6. If a student chooses to rewrite an essay, he or she must
7. All essays will be blind graded. For this to happen you must leave a blank first page and place your name ONLY on the back cover of the essay.
8. Any student may ask for a second reading of an essay. Whatever grade is received for the second reading will be averaged with the grade from the first reading.
9. Extra-credit does not exist. Do well on the assignments that are assigned.
MAKE UP POLICY
1. In the event of an absence on an exam day, the student will be expected to make up the exam on the day of his or her return to school.
2. In the event of an absence on the day an essay is due, the student will be expected to make arrangements to turn in the essay (either to my hand or to my mailbox in the main office OR emailed as an attachment) on the day the essay is due BEFORE the class period begins. By the way, be sure your email works. If it arrives garbled (i.e., our computers only read documents saved in a Word format [.doc]) then it has NOT arrived. If you have questions regarding your word processing software you should ask before you trust.
3. If an absence is of a long term nature, arrangements should be made to set up a schedule to complete exams and turn in essays in a timely manner.
4. The teacher reserves the right to alter this under extenuating circumstances.
1. Homework consists primarily of reading and research. It is the responsibility of each student to develop an organizational plan that will prepare him or her for each class.
2. If reading and research are not completed in a timely manner the student will find the classroom dialogue difficult (or impossible) to follow and contributions will be either superficial or absent.
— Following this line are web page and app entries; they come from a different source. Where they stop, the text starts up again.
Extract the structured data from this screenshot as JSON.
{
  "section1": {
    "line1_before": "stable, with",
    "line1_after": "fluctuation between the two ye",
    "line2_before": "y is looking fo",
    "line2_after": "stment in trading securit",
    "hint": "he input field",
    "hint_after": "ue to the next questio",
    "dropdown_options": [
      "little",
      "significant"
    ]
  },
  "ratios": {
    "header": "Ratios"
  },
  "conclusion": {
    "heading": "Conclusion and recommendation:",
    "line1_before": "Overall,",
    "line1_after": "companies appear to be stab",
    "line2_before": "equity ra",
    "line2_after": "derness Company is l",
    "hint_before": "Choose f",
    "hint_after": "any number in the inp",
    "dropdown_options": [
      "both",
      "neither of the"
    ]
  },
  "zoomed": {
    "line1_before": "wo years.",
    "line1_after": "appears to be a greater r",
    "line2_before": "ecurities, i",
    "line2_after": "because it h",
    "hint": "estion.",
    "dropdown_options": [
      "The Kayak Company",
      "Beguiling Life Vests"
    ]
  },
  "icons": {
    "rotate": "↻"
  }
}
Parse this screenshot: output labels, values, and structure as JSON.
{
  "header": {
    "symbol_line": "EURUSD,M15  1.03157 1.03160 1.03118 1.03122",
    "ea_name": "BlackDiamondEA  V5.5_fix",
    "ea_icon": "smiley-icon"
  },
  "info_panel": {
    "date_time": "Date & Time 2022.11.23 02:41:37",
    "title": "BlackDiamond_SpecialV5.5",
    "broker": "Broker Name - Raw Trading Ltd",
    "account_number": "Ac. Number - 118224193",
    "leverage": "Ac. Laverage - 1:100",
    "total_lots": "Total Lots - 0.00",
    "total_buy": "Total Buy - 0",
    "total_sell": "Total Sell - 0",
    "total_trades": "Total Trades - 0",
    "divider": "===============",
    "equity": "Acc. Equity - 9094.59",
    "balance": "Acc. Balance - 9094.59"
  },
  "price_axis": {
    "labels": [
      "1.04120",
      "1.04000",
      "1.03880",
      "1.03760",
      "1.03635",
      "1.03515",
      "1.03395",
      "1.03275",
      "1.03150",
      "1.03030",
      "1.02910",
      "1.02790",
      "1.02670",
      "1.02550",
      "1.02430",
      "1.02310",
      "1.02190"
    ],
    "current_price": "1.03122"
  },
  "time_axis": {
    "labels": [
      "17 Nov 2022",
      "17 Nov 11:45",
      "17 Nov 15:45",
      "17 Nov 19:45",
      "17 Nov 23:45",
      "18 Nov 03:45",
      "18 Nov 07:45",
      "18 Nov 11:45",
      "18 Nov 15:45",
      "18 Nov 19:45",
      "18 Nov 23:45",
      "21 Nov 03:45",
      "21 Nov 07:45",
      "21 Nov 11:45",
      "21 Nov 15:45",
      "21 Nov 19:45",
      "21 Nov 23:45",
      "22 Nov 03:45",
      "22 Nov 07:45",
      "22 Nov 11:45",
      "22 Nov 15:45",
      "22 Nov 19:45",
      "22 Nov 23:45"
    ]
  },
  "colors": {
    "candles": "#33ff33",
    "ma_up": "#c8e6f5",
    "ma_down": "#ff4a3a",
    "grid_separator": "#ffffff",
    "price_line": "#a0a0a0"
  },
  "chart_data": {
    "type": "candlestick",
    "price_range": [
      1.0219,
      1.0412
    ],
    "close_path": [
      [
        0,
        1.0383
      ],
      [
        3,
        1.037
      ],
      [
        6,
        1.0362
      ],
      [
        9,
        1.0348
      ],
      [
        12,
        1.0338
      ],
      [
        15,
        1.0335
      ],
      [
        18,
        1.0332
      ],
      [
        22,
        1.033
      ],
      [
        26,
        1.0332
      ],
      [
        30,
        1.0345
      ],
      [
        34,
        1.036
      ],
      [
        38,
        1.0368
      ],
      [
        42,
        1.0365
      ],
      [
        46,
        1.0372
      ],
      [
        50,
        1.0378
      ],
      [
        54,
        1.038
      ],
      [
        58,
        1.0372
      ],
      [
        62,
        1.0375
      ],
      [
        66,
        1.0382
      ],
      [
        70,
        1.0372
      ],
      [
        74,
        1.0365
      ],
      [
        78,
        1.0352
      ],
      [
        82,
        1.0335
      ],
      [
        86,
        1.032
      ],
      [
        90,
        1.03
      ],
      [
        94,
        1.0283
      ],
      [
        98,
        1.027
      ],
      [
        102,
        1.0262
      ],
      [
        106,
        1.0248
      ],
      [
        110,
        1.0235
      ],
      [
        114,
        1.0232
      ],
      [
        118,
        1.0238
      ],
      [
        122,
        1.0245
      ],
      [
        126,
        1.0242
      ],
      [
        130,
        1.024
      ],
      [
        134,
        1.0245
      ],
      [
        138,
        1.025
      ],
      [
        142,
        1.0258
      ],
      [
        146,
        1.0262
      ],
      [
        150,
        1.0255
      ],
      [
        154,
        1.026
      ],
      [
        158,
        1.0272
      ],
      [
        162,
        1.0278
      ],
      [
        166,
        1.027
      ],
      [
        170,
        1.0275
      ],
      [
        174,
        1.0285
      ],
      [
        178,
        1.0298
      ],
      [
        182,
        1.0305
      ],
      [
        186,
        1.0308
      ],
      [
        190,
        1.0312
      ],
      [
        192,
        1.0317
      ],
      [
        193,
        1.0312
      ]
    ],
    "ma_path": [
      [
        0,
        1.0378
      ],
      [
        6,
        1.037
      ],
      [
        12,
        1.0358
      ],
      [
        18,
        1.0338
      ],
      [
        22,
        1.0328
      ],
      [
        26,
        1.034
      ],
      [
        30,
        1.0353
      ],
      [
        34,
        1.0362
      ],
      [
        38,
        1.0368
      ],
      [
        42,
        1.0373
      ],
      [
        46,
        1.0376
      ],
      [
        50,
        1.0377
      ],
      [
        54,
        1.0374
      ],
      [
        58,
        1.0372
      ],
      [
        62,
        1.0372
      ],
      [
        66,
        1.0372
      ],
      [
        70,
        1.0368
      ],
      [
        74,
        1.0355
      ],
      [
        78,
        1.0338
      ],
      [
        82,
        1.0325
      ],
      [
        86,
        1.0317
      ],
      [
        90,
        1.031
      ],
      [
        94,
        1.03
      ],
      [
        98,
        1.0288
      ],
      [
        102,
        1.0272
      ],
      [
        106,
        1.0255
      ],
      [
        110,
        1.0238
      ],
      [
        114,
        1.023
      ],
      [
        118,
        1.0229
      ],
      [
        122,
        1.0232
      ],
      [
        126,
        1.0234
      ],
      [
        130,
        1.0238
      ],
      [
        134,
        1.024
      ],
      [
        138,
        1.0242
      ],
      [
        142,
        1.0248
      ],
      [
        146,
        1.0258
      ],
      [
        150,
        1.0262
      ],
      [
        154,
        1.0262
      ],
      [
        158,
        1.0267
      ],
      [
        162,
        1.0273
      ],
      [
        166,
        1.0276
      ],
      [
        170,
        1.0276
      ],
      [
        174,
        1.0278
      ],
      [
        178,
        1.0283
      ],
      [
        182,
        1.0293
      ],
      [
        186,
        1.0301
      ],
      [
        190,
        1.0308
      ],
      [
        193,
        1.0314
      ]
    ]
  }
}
3. No quizzes will be given. Each student is expected to take responsibility for his or her own gathering of the content of the course. Class time will be spent exploring the implications of various interpretations of that data.
REMEDIAL WORK AND TEACHER OFFICE HOURS
1. Help is always available before or after school by appointment.
2. Help is usually available during the instructor's preparation period or his lunch period, again by appointment.
3. It is the responsibility of the student to seek out these sessions.
TEACHER'S SIGNATURE _Craig Simpson_______
STUDENT'S SIGNATURE ________________________
PARENT'S SIGNATURE _________________________